“However, the hunter—gatherer diet provides a higher amount of dietary fiber (up to 45–100 g per day) than a low‐carbohydrate diet,” writes corresponding author Jaroslav Walkowiak, MD, PhD, of the Department of Pediatric Gastroenterology and Metabolic Diseases at Poznan University of Medical Sciences, in Poland.
Other research has suggested the Paleolithic diet might have cardiovascular health benefits, as well as anti-inflammatory effects.
What Walkowiak and colleagues wanted to know is whether the diet might affect glucose and insulin levels, something that would be of significant interest to those with diabetes or pre-diabetes.
To investigate the question, the team reviewed the medical literature for randomly controlled trials that compared the Paleolithic diet to other dietary interventions. They zeroed in on studies that compared the effects of the diet on fasting glucose and insulin levels, HbA1c, homeostasis assessment of insulin resistance, and area under the curve for glucose and insulin (AUC 0-120) during the oral glucose tolerance test.
The search criteria netted 4 studies involving 98 subjects. After reviewing the data, Walkowiak and colleagues found the Paleo diet had no significant impact.
“The present meta‐analysis demonstrates that the Paleolithic diet did not differ from other types of diets commonly perceived as healthy regarding its effect (on the above-mentioned criteria),” Walkowiak and co-authors noted.
Despite the lack of a benefit over the other diets studied, the authors noted that the research has generally affirmed that low-carbohydrate diets can improve fasting glucose levels, particularly in patients with type 2 diabetes. Thus, while the Paleolithic diet might not have a statistically significant impact when compared to other low-carb diets, it may still have benefits over less-healthy diets. They write that longer-term studies would be needed in order to more concretely characterize the impact of such diets.

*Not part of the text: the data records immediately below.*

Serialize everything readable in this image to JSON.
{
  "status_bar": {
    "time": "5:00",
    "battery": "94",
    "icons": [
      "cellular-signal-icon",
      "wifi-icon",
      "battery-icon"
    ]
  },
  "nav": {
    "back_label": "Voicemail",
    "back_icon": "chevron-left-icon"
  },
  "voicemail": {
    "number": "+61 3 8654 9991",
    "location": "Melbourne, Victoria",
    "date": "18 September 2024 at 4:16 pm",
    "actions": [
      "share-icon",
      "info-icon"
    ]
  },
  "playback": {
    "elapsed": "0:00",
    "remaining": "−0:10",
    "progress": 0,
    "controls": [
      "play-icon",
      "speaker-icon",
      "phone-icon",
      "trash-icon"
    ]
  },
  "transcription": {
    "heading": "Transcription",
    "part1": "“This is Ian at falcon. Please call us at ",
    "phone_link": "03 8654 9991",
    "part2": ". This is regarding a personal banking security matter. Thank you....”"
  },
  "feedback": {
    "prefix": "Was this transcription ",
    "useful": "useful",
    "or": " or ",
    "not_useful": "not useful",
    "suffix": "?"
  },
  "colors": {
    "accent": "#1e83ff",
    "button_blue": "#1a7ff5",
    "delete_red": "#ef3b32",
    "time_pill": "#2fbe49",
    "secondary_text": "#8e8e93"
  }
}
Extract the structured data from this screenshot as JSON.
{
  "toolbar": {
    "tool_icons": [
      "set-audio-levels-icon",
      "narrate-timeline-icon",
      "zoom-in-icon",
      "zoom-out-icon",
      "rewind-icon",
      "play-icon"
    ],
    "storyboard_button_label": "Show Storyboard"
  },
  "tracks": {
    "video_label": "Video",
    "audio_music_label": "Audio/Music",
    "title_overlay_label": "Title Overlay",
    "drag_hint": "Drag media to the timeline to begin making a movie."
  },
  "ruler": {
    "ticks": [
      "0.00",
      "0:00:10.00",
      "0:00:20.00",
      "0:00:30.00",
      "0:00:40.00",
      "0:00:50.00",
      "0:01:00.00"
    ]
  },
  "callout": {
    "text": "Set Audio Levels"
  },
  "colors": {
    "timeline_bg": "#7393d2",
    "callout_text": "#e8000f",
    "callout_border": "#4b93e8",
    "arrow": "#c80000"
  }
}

The new study aligns with a report released last year by the American Diabetes Association. It found, in part, that a “one-size-fits-all” approach to nutrition therapy in patients with diabetes or pre-diabetes was not feasible. However, the report did recommend that patients in these categories ought to consume at least the recommended daily amount of fiber, and that they ideally would get that fiber from fruits, vegetables, and whole grains.
Jamka M, Kulczyński B, Juruć, A, Gramza-Michałowska A, Stokes CS, Walkowiak J. The effect of the paleolithic diet vs. healthy diets on glucose and insulin homeostasis: A systematic review and meta-analysis of randomized controlled trials. J. Clin. Med. 2020, 9, 296. doi: 10.3390/jcm9020296